Photo By: Noah Nickel via IMDB
The Last Duel is a visceral period drama based on true events starring Jodie Comer, Adam Driver, Matt Damon, and Ben Affleck. Set in 14th century France, it has a confusing array of vaguely old-timey accents which take away from the sets and costumes that seem to be striving for period accuracy.
This is a film with huge, loud, and bloody fight scenes that are enhanced by the experience of seeing it in the cinema. It also has a great deal of plot-heavy dialogue that is easy to get enraptured with on the big screen. The number of animals in the film is impressive; there are sheep, goats, cows, horses, and dogs, which are used to add a layer of realism to the world, and perhaps to show off what a large budget it had.
The level of detail that went into these shots is contrasted by the CGI buildings which sometimes look like they came right out of a video game. On the production side of things, the film wobbles between realism and asking the audience to suspend their disbelief a little too much for a project of this scale.
It tells a story from three different perspectives, separated into chapters, with each one beginning with a screen that reads “The Truth According to…” and then the character’s name. First it is Jean de Carrouges (Damon), then Jacques Le Gris (Driver) and finally Marguerite de Carrouges (Comer). The title screen for the final chapter reads, “the truth according to Marguerite” and slowly all of the text fades away save for the words “the truth.” It is a film that interrogates how narratives are shaped based on who is telling them, with an emphasis on the complicity between men in brutalizing and oppressing women.

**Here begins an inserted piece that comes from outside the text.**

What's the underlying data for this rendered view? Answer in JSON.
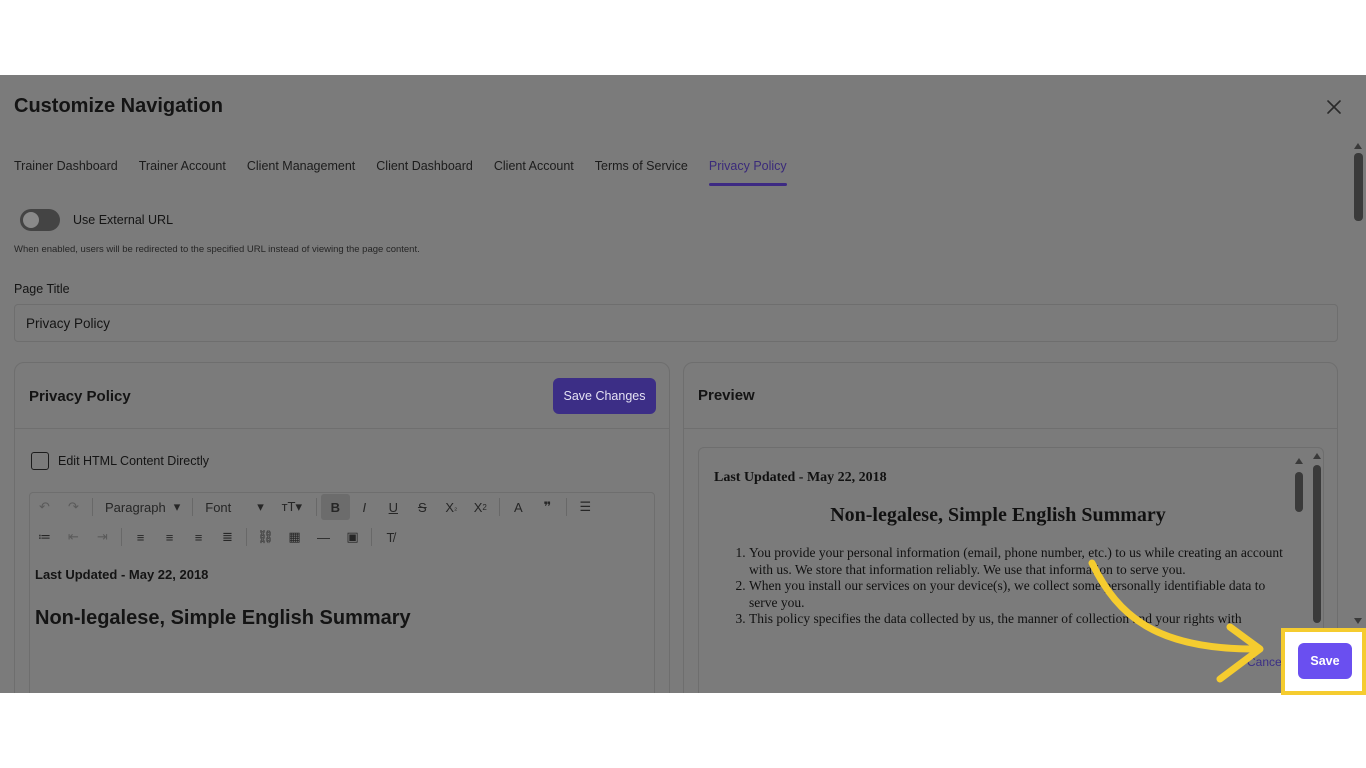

Comer gives by far the most outstanding performance in the film. She plays Marguerite as feminine and docile when she is in the chapters told from the perspective of the men. When it is finally time for her perspective, the performance is nuanced, displays a deep understanding of the subject matter of the film, and moves through the vast range of emotions Marguerite experiences.
Driver delivers an effective performance as well; he moves between charming and slimy with ease and his physically imposing figure makes him an excellent casting choice opposite Comer. Damon is one of the producers of the film and is fine, not outstanding nor horrible. An interesting choice from the make-up department that is worth noting; Jean de Carrouges has a scar which is less noticeable in the chapter from his own perspective, but makes him look more threatening and uglier in the chapter from Marguerite’s perspective.
The central theme is introduced by Harriet Walter as Nicole de Buchard in the trailer,
“The truth does not matter, there is only the power of men,” she says to Marguerite with the conviction of a woman who has been silenced her whole life.
The question that keeps coming up when thinking about this film for me is “was it worth it?” It successfully does everything it sets out to do, but at what cost? And for who? It is a film about violence against a woman told with sympathy towards her, but told by men, and at times it feels as though it was told for men as well.
This is the one thing about the film that doesn’t work, it makes a point and makes it well and resonates with current issues, especially the #MeToo movement, but it doesn’t feel necessarily worth it. It offers commentary on a very current issue that uses a historical lens to alienate audiences from it. There are more successful narratives dealing with the same themes.
If historical dramas are your thing, this movie is great for you, but if you’re looking for something groundbreaking and original, The Last Duel isn’t it.